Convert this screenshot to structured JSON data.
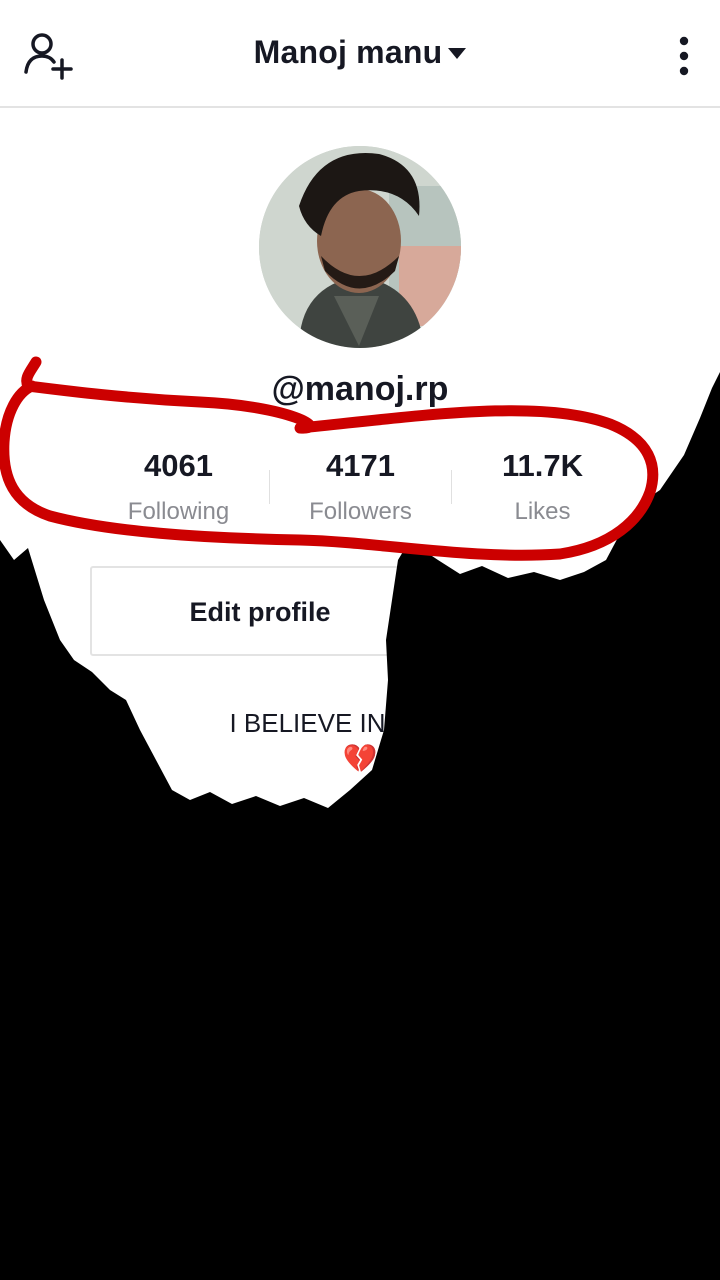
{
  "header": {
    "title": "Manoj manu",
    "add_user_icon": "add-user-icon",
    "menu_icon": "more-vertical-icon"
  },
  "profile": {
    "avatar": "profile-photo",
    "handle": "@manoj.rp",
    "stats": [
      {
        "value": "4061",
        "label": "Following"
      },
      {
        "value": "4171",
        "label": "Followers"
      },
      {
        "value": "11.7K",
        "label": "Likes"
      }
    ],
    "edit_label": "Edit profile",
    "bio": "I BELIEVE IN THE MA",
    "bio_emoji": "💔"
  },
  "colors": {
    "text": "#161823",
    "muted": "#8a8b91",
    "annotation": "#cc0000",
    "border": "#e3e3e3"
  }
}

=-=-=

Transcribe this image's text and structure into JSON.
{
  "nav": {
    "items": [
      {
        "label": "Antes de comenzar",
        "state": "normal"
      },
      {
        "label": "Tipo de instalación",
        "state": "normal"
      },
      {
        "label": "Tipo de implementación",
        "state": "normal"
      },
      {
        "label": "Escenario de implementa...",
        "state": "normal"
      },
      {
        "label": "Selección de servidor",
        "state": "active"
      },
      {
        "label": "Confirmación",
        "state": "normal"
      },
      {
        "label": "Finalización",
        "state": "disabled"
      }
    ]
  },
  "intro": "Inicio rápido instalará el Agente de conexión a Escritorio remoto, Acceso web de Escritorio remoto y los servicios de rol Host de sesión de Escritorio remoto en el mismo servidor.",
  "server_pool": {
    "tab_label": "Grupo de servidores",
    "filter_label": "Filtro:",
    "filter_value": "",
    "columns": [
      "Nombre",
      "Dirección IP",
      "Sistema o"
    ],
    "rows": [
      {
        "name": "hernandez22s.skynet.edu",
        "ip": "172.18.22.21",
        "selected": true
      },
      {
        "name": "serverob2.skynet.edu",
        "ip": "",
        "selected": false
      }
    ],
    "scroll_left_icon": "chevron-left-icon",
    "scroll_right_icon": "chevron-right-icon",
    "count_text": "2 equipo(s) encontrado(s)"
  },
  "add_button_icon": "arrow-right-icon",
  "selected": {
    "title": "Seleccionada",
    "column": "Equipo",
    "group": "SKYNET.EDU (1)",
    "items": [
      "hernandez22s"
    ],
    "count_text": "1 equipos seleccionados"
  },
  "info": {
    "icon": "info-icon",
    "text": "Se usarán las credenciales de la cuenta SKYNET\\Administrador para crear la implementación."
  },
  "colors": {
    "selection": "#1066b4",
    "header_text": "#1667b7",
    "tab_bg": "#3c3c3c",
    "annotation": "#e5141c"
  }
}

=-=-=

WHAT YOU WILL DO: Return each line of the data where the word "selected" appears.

SOLUTION FOR THIS PROBLEM:
        "selected": true
        "selected": false
  "selected": {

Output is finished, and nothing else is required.